━━━━━ Supplied records
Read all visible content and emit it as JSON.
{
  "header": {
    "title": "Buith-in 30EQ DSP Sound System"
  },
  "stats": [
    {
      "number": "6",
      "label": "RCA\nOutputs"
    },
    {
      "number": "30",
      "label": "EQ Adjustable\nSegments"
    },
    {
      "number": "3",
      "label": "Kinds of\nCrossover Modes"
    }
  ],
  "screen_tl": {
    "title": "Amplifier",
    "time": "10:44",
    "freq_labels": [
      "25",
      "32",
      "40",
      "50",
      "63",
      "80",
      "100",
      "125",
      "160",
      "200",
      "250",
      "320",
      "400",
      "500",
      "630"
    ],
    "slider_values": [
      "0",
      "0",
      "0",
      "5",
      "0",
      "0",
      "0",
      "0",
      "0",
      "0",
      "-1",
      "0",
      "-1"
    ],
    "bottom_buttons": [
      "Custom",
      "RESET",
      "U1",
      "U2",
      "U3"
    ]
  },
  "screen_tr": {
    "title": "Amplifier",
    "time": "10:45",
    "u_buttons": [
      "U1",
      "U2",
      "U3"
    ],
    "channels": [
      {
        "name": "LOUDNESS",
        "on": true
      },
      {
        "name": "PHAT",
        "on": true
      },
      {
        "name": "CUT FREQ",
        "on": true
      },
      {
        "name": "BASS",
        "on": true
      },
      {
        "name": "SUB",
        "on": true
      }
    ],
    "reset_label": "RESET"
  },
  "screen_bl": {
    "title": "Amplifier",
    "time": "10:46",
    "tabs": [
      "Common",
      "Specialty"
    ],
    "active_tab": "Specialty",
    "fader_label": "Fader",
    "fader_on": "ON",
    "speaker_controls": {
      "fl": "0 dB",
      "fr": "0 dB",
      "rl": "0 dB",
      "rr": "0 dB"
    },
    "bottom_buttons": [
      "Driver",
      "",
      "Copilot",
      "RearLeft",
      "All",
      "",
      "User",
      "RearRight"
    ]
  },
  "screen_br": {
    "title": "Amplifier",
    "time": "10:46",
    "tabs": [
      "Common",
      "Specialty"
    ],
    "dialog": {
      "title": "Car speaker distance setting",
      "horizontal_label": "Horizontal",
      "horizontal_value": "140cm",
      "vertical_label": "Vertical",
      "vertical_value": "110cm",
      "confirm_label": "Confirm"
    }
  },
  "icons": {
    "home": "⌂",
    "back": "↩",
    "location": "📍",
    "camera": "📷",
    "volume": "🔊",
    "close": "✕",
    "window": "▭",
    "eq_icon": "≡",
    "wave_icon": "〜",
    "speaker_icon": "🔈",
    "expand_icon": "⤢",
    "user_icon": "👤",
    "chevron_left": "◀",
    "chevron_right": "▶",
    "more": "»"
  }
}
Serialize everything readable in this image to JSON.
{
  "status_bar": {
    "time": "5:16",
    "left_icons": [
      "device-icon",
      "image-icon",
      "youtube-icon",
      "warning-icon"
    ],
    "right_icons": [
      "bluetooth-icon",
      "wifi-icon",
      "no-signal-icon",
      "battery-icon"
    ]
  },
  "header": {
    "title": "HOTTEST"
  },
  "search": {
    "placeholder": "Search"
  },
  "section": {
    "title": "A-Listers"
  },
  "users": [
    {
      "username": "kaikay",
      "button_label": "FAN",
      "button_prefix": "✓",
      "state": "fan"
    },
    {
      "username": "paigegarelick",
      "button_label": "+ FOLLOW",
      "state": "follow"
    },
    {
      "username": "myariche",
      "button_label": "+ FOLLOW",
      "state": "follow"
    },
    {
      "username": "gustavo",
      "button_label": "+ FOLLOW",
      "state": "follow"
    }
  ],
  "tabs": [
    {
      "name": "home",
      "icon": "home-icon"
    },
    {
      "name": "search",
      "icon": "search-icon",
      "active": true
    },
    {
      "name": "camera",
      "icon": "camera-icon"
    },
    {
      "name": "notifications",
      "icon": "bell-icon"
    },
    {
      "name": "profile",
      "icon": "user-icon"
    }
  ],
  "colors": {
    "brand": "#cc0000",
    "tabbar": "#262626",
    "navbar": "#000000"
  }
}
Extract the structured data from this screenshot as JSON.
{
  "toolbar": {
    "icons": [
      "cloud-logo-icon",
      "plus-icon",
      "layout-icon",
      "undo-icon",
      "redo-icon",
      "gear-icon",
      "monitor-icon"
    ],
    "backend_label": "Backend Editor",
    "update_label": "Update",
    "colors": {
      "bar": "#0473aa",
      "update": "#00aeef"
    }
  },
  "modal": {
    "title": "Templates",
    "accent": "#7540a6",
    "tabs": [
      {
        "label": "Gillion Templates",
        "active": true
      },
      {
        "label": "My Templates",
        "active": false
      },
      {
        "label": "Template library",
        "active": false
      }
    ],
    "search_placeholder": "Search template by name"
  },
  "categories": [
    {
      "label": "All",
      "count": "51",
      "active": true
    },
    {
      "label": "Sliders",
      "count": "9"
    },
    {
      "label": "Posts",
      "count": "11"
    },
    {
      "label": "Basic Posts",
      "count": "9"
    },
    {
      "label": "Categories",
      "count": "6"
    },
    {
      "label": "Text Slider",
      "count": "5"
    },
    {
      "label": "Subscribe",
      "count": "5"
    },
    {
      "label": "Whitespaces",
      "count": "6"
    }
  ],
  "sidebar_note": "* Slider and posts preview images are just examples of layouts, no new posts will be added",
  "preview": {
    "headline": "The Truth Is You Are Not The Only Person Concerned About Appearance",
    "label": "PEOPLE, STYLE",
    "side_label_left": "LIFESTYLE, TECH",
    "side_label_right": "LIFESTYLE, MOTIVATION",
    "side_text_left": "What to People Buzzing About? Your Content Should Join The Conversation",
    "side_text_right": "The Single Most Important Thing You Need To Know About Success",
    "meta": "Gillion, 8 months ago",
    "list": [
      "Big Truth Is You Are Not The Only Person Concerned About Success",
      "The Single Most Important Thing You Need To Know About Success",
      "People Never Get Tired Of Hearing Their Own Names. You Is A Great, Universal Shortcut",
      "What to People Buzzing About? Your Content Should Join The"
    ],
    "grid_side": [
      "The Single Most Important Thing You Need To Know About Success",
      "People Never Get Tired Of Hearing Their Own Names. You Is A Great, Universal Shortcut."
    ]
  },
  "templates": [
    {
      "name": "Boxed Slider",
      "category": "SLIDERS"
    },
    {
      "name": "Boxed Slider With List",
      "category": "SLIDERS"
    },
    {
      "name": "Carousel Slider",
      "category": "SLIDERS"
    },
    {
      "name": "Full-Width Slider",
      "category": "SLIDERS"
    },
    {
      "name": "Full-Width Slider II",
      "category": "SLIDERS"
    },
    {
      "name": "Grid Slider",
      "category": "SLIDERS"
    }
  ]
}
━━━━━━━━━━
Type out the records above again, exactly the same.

Response to this exercise -
Read all visible content and emit it as JSON.
{
  "header": {
    "title": "Buith-in 30EQ DSP Sound System"
  },
  "stats": [
    {
      "number": "6",
      "label": "RCA\nOutputs"
    },
    {
      "number": "30",
      "label": "EQ Adjustable\nSegments"
    },
    {
      "number": "3",
      "label": "Kinds of\nCrossover Modes"
    }
  ],
  "screen_tl": {
    "title": "Amplifier",
    "time": "10:44",
    "freq_labels": [
      "25",
      "32",
      "40",
      "50",
      "63",
      "80",
      "100",
      "125",
      "160",
      "200",
      "250",
      "320",
      "400",
      "500",
      "630"
    ],
    "slider_values": [
      "0",
      "0",
      "0",
      "5",
      "0",
      "0",
      "0",
      "0",
      "0",
      "0",
      "-1",
      "0",
      "-1"
    ],
    "bottom_buttons": [
      "Custom",
      "RESET",
      "U1",
      "U2",
      "U3"
    ]
  },
  "screen_tr": {
    "title": "Amplifier",
    "time": "10:45",
    "u_buttons": [
      "U1",
      "U2",
      "U3"
    ],
    "channels": [
      {
        "name": "LOUDNESS",
        "on": true
      },
      {
        "name": "PHAT",
        "on": true
      },
      {
        "name": "CUT FREQ",
        "on": true
      },
      {
        "name": "BASS",
        "on": true
      },
      {
        "name": "SUB",
        "on": true
      }
    ],
    "reset_label": "RESET"
  },
  "screen_bl": {
    "title": "Amplifier",
    "time": "10:46",
    "tabs": [
      "Common",
      "Specialty"
    ],
    "active_tab": "Specialty",
    "fader_label": "Fader",
    "fader_on": "ON",
    "speaker_controls": {
      "fl": "0 dB",
      "fr": "0 dB",
      "rl": "0 dB",
      "rr": "0 dB"
    },
    "bottom_buttons": [
      "Driver",
      "",
      "Copilot",
      "RearLeft",
      "All",
      "",
      "User",
      "RearRight"
    ]
  },
  "screen_br": {
    "title": "Amplifier",
    "time": "10:46",
    "tabs": [
      "Common",
      "Specialty"
    ],
    "dialog": {
      "title": "Car speaker distance setting",
      "horizontal_label": "Horizontal",
      "horizontal_value": "140cm",
      "vertical_label": "Vertical",
      "vertical_value": "110cm",
      "confirm_label": "Confirm"
    }
  },
  "icons": {
    "home": "⌂",
    "back": "↩",
    "location": "📍",
    "camera": "📷",
    "volume": "🔊",
    "close": "✕",
    "window": "▭",
    "eq_icon": "≡",
    "wave_icon": "〜",
    "speaker_icon": "🔈",
    "expand_icon": "⤢",
    "user_icon": "👤",
    "chevron_left": "◀",
    "chevron_right": "▶",
    "more": "»"
  }
}
Serialize everything readable in this image to JSON.
{
  "status_bar": {
    "time": "5:16",
    "left_icons": [
      "device-icon",
      "image-icon",
      "youtube-icon",
      "warning-icon"
    ],
    "right_icons": [
      "bluetooth-icon",
      "wifi-icon",
      "no-signal-icon",
      "battery-icon"
    ]
  },
  "header": {
    "title": "HOTTEST"
  },
  "search": {
    "placeholder": "Search"
  },
  "section": {
    "title": "A-Listers"
  },
  "users": [
    {
      "username": "kaikay",
      "button_label": "FAN",
      "button_prefix": "✓",
      "state": "fan"
    },
    {
      "username": "paigegarelick",
      "button_label": "+ FOLLOW",
      "state": "follow"
    },
    {
      "username": "myariche",
      "button_label": "+ FOLLOW",
      "state": "follow"
    },
    {
      "username": "gustavo",
      "button_label": "+ FOLLOW",
      "state": "follow"
    }
  ],
  "tabs": [
    {
      "name": "home",
      "icon": "home-icon"
    },
    {
      "name": "search",
      "icon": "search-icon",
      "active": true
    },
    {
      "name": "camera",
      "icon": "camera-icon"
    },
    {
      "name": "notifications",
      "icon": "bell-icon"
    },
    {
      "name": "profile",
      "icon": "user-icon"
    }
  ],
  "colors": {
    "brand": "#cc0000",
    "tabbar": "#262626",
    "navbar": "#000000"
  }
}
Extract the structured data from this screenshot as JSON.
{
  "toolbar": {
    "icons": [
      "cloud-logo-icon",
      "plus-icon",
      "layout-icon",
      "undo-icon",
      "redo-icon",
      "gear-icon",
      "monitor-icon"
    ],
    "backend_label": "Backend Editor",
    "update_label": "Update",
    "colors": {
      "bar": "#0473aa",
      "update": "#00aeef"
    }
  },
  "modal": {
    "title": "Templates",
    "accent": "#7540a6",
    "tabs": [
      {
        "label": "Gillion Templates",
        "active": true
      },
      {
        "label": "My Templates",
        "active": false
      },
      {
        "label": "Template library",
        "active": false
      }
    ],
    "search_placeholder": "Search template by name"
  },
  "categories": [
    {
      "label": "All",
      "count": "51",
      "active": true
    },
    {
      "label": "Sliders",
      "count": "9"
    },
    {
      "label": "Posts",
      "count": "11"
    },
    {
      "label": "Basic Posts",
      "count": "9"
    },
    {
      "label": "Categories",
      "count": "6"
    },
    {
      "label": "Text Slider",
      "count": "5"
    },
    {
      "label": "Subscribe",
      "count": "5"
    },
    {
      "label": "Whitespaces",
      "count": "6"
    }
  ],
  "sidebar_note": "* Slider and posts preview images are just examples of layouts, no new posts will be added",
  "preview": {
    "headline": "The Truth Is You Are Not The Only Person Concerned About Appearance",
    "label": "PEOPLE, STYLE",
    "side_label_left": "LIFESTYLE, TECH",
    "side_label_right": "LIFESTYLE, MOTIVATION",
    "side_text_left": "What to People Buzzing About? Your Content Should Join The Conversation",
    "side_text_right": "The Single Most Important Thing You Need To Know About Success",
    "meta": "Gillion, 8 months ago",
    "list": [
      "Big Truth Is You Are Not The Only Person Concerned About Success",
      "The Single Most Important Thing You Need To Know About Success",
      "People Never Get Tired Of Hearing Their Own Names. You Is A Great, Universal Shortcut",
      "What to People Buzzing About? Your Content Should Join The"
    ],
    "grid_side": [
      "The Single Most Important Thing You Need To Know About Success",
      "People Never Get Tired Of Hearing Their Own Names. You Is A Great, Universal Shortcut."
    ]
  },
  "templates": [
    {
      "name": "Boxed Slider",
      "category": "SLIDERS"
    },
    {
      "name": "Boxed Slider With List",
      "category": "SLIDERS"
    },
    {
      "name": "Carousel Slider",
      "category": "SLIDERS"
    },
    {
      "name": "Full-Width Slider",
      "category": "SLIDERS"
    },
    {
      "name": "Full-Width Slider II",
      "category": "SLIDERS"
    },
    {
      "name": "Grid Slider",
      "category": "SLIDERS"
    }
  ]
}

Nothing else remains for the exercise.